By: Javi Calderon
Kentucky Sets the Bar on Payday Loan Reform
Even though the State of Kentucky is one of the most tightly regulated in the country in terms of payday lending, the state chapter of the Coalition for Responsible Lending is still not satisfied.
Across the country cash advance loans have built up quite a negative stigma, but in Kentucky this opinion seems to be particularly off base. The Coalition maligns the state payday loan industry by claiming that lenders are handing out loans at 400% interest, when in fact, by Kentucky law lenders can only charge a one-time fee and cannot legally charge any interest at all.
Still, the Coalition is calling for an interest rate cap of 36% on cash advance loans, claiming that such high rates trap consumers in a cycle of lending. Yet, in Kentucky rolling over a loan into the next pay period (which typically comes with compounded interest) is illegal. So, there literally is no cycle.
Not only are consumers limited to a maximum of two payday loans at a time, totaling no more than $500 dollars, but a database has even been put in place to make sure that this law is being followed. During the first month of the database being in place over 40% of loan applications were denied. In the first six months 24% fewer loans were issued.
Furthermore, state regulations handcuff a lender’s ability to pursue unpaid loans. Lenders are not allowed to charge late fees or criminally prosecute borrowers who are unable to pay.
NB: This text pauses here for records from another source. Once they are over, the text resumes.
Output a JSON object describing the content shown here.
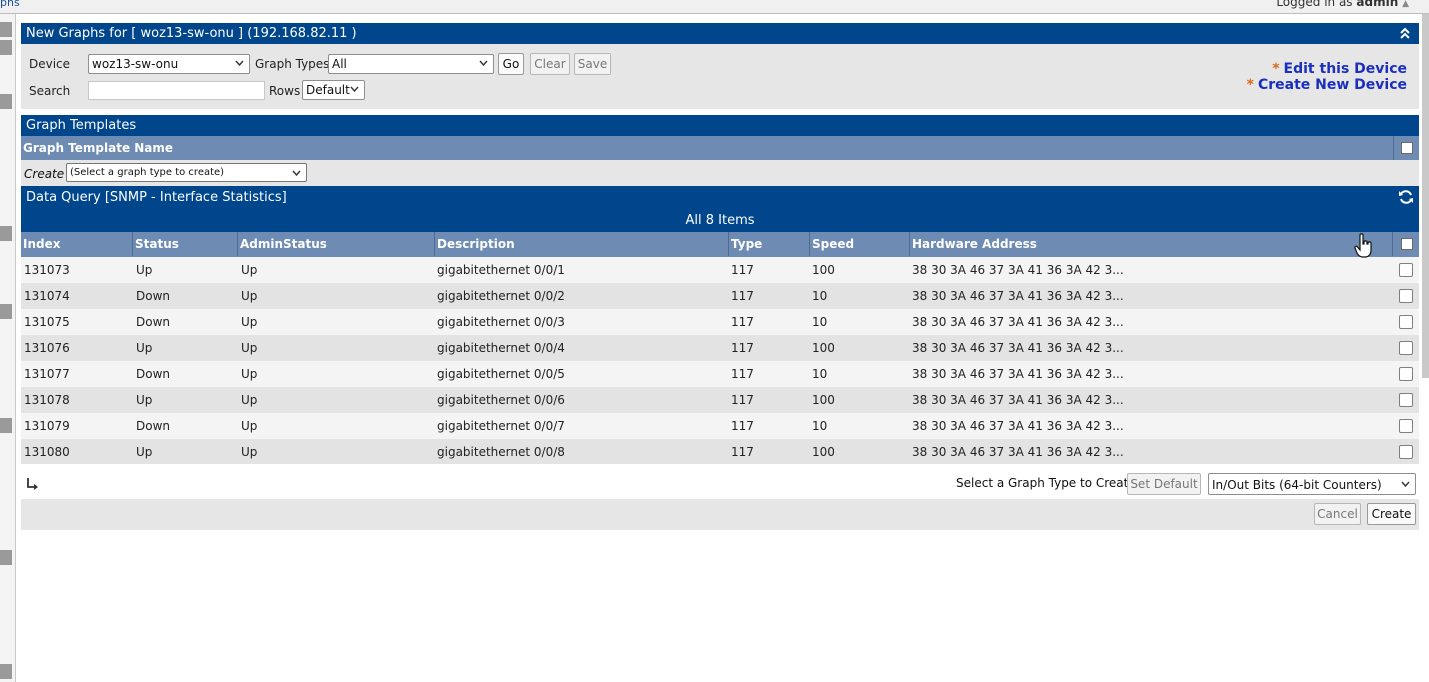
{
  "top": {
    "left_link": "phs",
    "logged_in_prefix": "Logged in as",
    "logged_in_user": "admin"
  },
  "header": {
    "title": "New Graphs for [ woz13-sw-onu ] (192.168.82.11 )"
  },
  "filters": {
    "device_label": "Device",
    "device_value": "woz13-sw-onu",
    "graph_types_label": "Graph Types",
    "graph_types_value": "All",
    "go": "Go",
    "clear": "Clear",
    "save": "Save",
    "search_label": "Search",
    "search_value": "",
    "rows_label": "Rows",
    "rows_value": "Default",
    "edit_device": "Edit this Device",
    "create_device": "Create New Device",
    "star": "*"
  },
  "graph_templates": {
    "title": "Graph Templates",
    "column": "Graph Template Name",
    "create_label": "Create",
    "create_select": "(Select a graph type to create)"
  },
  "data_query": {
    "title": "Data Query [SNMP - Interface Statistics]",
    "items_summary": "All 8 Items",
    "columns": [
      "Index",
      "Status",
      "AdminStatus",
      "Description",
      "Type",
      "Speed",
      "Hardware Address"
    ],
    "rows": [
      {
        "index": "131073",
        "status": "Up",
        "admin": "Up",
        "desc": "gigabitethernet 0/0/1",
        "type": "117",
        "speed": "100",
        "hw": "38 30 3A 46 37 3A 41 36 3A 42 3..."
      },
      {
        "index": "131074",
        "status": "Down",
        "admin": "Up",
        "desc": "gigabitethernet 0/0/2",
        "type": "117",
        "speed": "10",
        "hw": "38 30 3A 46 37 3A 41 36 3A 42 3..."
      },
      {
        "index": "131075",
        "status": "Down",
        "admin": "Up",
        "desc": "gigabitethernet 0/0/3",
        "type": "117",
        "speed": "10",
        "hw": "38 30 3A 46 37 3A 41 36 3A 42 3..."
      },
      {
        "index": "131076",
        "status": "Up",
        "admin": "Up",
        "desc": "gigabitethernet 0/0/4",
        "type": "117",
        "speed": "100",
        "hw": "38 30 3A 46 37 3A 41 36 3A 42 3..."
      },
      {
        "index": "131077",
        "status": "Down",
        "admin": "Up",
        "desc": "gigabitethernet 0/0/5",
        "type": "117",
        "speed": "10",
        "hw": "38 30 3A 46 37 3A 41 36 3A 42 3..."
      },
      {
        "index": "131078",
        "status": "Up",
        "admin": "Up",
        "desc": "gigabitethernet 0/0/6",
        "type": "117",
        "speed": "100",
        "hw": "38 30 3A 46 37 3A 41 36 3A 42 3..."
      },
      {
        "index": "131079",
        "status": "Down",
        "admin": "Up",
        "desc": "gigabitethernet 0/0/7",
        "type": "117",
        "speed": "10",
        "hw": "38 30 3A 46 37 3A 41 36 3A 42 3..."
      },
      {
        "index": "131080",
        "status": "Up",
        "admin": "Up",
        "desc": "gigabitethernet 0/0/8",
        "type": "117",
        "speed": "100",
        "hw": "38 30 3A 46 37 3A 41 36 3A 42 3..."
      }
    ],
    "select_type_label": "Select a Graph Type to Create",
    "set_default": "Set Default",
    "graph_type_value": "In/Out Bits (64-bit Counters)"
  },
  "footer": {
    "cancel": "Cancel",
    "create": "Create"
  },
  "icons": {
    "collapse": "double-chevron-up-icon",
    "reload": "reload-icon",
    "enter_arrow": "enter-arrow-icon",
    "pointer": "hand-pointer-icon"
  },
  "colors": {
    "header_blue": "#00468c",
    "subheader_blue": "#6d8bb3",
    "link_blue": "#1b2fbf",
    "star_orange": "#d66a1a"
  }
}
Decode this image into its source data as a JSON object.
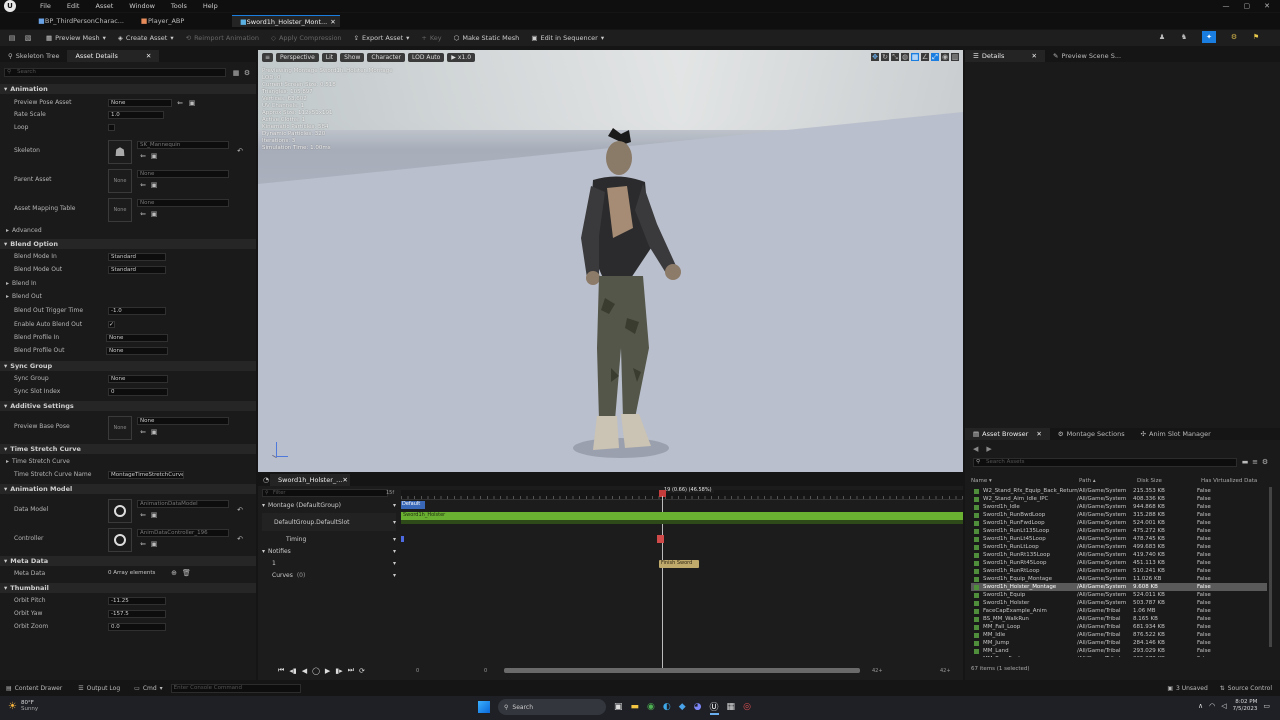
{
  "menu": [
    "File",
    "Edit",
    "Asset",
    "Window",
    "Tools",
    "Help"
  ],
  "doc_tabs": [
    {
      "label": "BP_ThirdPersonCharac...",
      "active": false
    },
    {
      "label": "Player_ABP",
      "active": false
    },
    {
      "label": "Sword1h_Holster_Mont...",
      "active": true
    }
  ],
  "toolbar": {
    "preview_mesh": "Preview Mesh",
    "create_asset": "Create Asset",
    "reimport": "Reimport Animation",
    "apply_compression": "Apply Compression",
    "export_asset": "Export Asset",
    "key": "Key",
    "make_static_mesh": "Make Static Mesh",
    "edit_in_sequencer": "Edit in Sequencer"
  },
  "left_tabs": {
    "skeleton_tree": "Skeleton Tree",
    "asset_details": "Asset Details"
  },
  "search_placeholder": "Search",
  "details": {
    "animation": "Animation",
    "preview_pose_asset": "Preview Pose Asset",
    "preview_pose_val": "None",
    "rate_scale": "Rate Scale",
    "rate_scale_val": "1.0",
    "loop": "Loop",
    "skeleton": "Skeleton",
    "skeleton_val": "SK_Mannequin",
    "parent_asset": "Parent Asset",
    "parent_val": "None",
    "parent_thumb": "None",
    "asset_mapping": "Asset Mapping Table",
    "mapping_val": "None",
    "mapping_thumb": "None",
    "advanced": "Advanced",
    "blend_option": "Blend Option",
    "blend_mode_in": "Blend Mode In",
    "blend_mode_in_val": "Standard",
    "blend_mode_out": "Blend Mode Out",
    "blend_mode_out_val": "Standard",
    "blend_in": "Blend In",
    "blend_out": "Blend Out",
    "blend_out_trigger": "Blend Out Trigger Time",
    "blend_out_trigger_val": "-1.0",
    "enable_auto_blend_out": "Enable Auto Blend Out",
    "blend_profile_in": "Blend Profile In",
    "blend_profile_in_val": "None",
    "blend_profile_out": "Blend Profile Out",
    "blend_profile_out_val": "None",
    "sync_group_hdr": "Sync Group",
    "sync_group": "Sync Group",
    "sync_group_val": "None",
    "sync_slot": "Sync Slot Index",
    "sync_slot_val": "0",
    "additive": "Additive Settings",
    "preview_base_pose": "Preview Base Pose",
    "preview_base_val": "None",
    "preview_base_thumb": "None",
    "time_stretch": "Time Stretch Curve",
    "time_stretch_sub": "Time Stretch Curve",
    "time_stretch_name": "Time Stretch Curve Name",
    "time_stretch_name_val": "MontageTimeStretchCurve",
    "anim_model": "Animation Model",
    "data_model": "Data Model",
    "data_model_val": "AnimationDataModel",
    "controller": "Controller",
    "controller_val": "AnimDataController_196",
    "meta_data_hdr": "Meta Data",
    "meta_data": "Meta Data",
    "meta_data_val": "0 Array elements",
    "thumbnail": "Thumbnail",
    "orbit_pitch": "Orbit Pitch",
    "orbit_pitch_val": "-11.25",
    "orbit_yaw": "Orbit Yaw",
    "orbit_yaw_val": "-157.5",
    "orbit_zoom": "Orbit Zoom",
    "orbit_zoom_val": "0.0"
  },
  "viewport": {
    "perspective": "Perspective",
    "lit": "Lit",
    "show": "Show",
    "character": "Character",
    "lod": "LOD Auto",
    "speed": "x1.0",
    "stats": [
      "Previewing Montage Sword1h_Holster_Montage",
      "LOD: 0",
      "Current Screen Size: 0.518",
      "Triangles: 105,897",
      "Vertices: 63,602",
      "UV Channels: 1",
      "Approx Size: 112x51x191",
      "Active Cloths: 1",
      "Kinematic Particles: 584",
      "Dynamic Particles: 320",
      "Iterations: 3",
      "Simulation Time: 1.00ms"
    ]
  },
  "right_tabs": {
    "details": "Details",
    "preview_scene": "Preview Scene S..."
  },
  "montage": {
    "tab": "Sword1h_Holster_...",
    "filter": "Filter",
    "frames_start": "15f",
    "playhead": "19 (0.66) (46.58%)",
    "track_montage": "Montage (DefaultGroup)",
    "slot": "DefaultGroup.DefaultSlot",
    "default_label": "Default",
    "clip_label": "Sword1h_Holster",
    "timing": "Timing",
    "notifies": "Notifies",
    "notify_track": "1",
    "curves": "Curves",
    "curves_count": "(0)",
    "notify_name": "Finish Sword",
    "range_start": "0",
    "range_mid": "0",
    "range_end": "42+",
    "range_end2": "42+"
  },
  "asset_browser": {
    "tabs": [
      "Asset Browser",
      "Montage Sections",
      "Anim Slot Manager"
    ],
    "search_placeholder": "Search Assets",
    "columns": [
      "Name",
      "Path",
      "Disk Size",
      "Has Virtualized Data"
    ],
    "rows": [
      {
        "name": "W2_Stand_Rfx_Equip_Back_Return",
        "path": "/All/Game/System",
        "size": "215.353 KB",
        "virt": "False"
      },
      {
        "name": "W2_Stand_Aim_Idle_IPC",
        "path": "/All/Game/System",
        "size": "408.336 KB",
        "virt": "False"
      },
      {
        "name": "Sword1h_Idle",
        "path": "/All/Game/System",
        "size": "944.868 KB",
        "virt": "False"
      },
      {
        "name": "Sword1h_RunBwdLoop",
        "path": "/All/Game/System",
        "size": "315.288 KB",
        "virt": "False"
      },
      {
        "name": "Sword1h_RunFwdLoop",
        "path": "/All/Game/System",
        "size": "524.001 KB",
        "virt": "False"
      },
      {
        "name": "Sword1h_RunLt135Loop",
        "path": "/All/Game/System",
        "size": "475.272 KB",
        "virt": "False"
      },
      {
        "name": "Sword1h_RunLt45Loop",
        "path": "/All/Game/System",
        "size": "478.745 KB",
        "virt": "False"
      },
      {
        "name": "Sword1h_RunLtLoop",
        "path": "/All/Game/System",
        "size": "499.683 KB",
        "virt": "False"
      },
      {
        "name": "Sword1h_RunRt135Loop",
        "path": "/All/Game/System",
        "size": "419.740 KB",
        "virt": "False"
      },
      {
        "name": "Sword1h_RunRt45Loop",
        "path": "/All/Game/System",
        "size": "451.113 KB",
        "virt": "False"
      },
      {
        "name": "Sword1h_RunRtLoop",
        "path": "/All/Game/System",
        "size": "510.241 KB",
        "virt": "False"
      },
      {
        "name": "Sword1h_Equip_Montage",
        "path": "/All/Game/System",
        "size": "11.026 KB",
        "virt": "False"
      },
      {
        "name": "Sword1h_Holster_Montage",
        "path": "/All/Game/System",
        "size": "9.608 KB",
        "virt": "False"
      },
      {
        "name": "Sword1h_Equip",
        "path": "/All/Game/System",
        "size": "524.011 KB",
        "virt": "False"
      },
      {
        "name": "Sword1h_Holster",
        "path": "/All/Game/System",
        "size": "503.787 KB",
        "virt": "False"
      },
      {
        "name": "FaceCapExample_Anim",
        "path": "/All/Game/Tribal",
        "size": "1.06 MB",
        "virt": "False"
      },
      {
        "name": "BS_MM_WalkRun",
        "path": "/All/Game/Tribal",
        "size": "8.165 KB",
        "virt": "False"
      },
      {
        "name": "MM_Fall_Loop",
        "path": "/All/Game/Tribal",
        "size": "681.934 KB",
        "virt": "False"
      },
      {
        "name": "MM_Idle",
        "path": "/All/Game/Tribal",
        "size": "876.522 KB",
        "virt": "False"
      },
      {
        "name": "MM_Jump",
        "path": "/All/Game/Tribal",
        "size": "284.146 KB",
        "virt": "False"
      },
      {
        "name": "MM_Land",
        "path": "/All/Game/Tribal",
        "size": "293.029 KB",
        "virt": "False"
      },
      {
        "name": "MM_Run_Fwd",
        "path": "/All/Game/Tribal",
        "size": "265.373 KB",
        "virt": "False"
      }
    ],
    "status": "67 items (1 selected)"
  },
  "statusbar": {
    "content_drawer": "Content Drawer",
    "output_log": "Output Log",
    "cmd": "Cmd",
    "console_placeholder": "Enter Console Command",
    "unsaved": "3 Unsaved",
    "source_control": "Source Control"
  },
  "taskbar": {
    "weather_temp": "80°F",
    "weather_desc": "Sunny",
    "search": "Search",
    "time": "8:02 PM",
    "date": "7/5/2023"
  },
  "colors": {
    "accent": "#1a7ee0",
    "clip_green": "#6bb131",
    "notify": "#c0aa6b"
  }
}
The laws that govern the deferred deposit industry in Kentucky are designed to give consumers every protection possible to use high risk, short-term credit products without having to feel the sting if they mismanage their funds. In what other financial industry does the government step in to protect consumers who make poor financial decisions?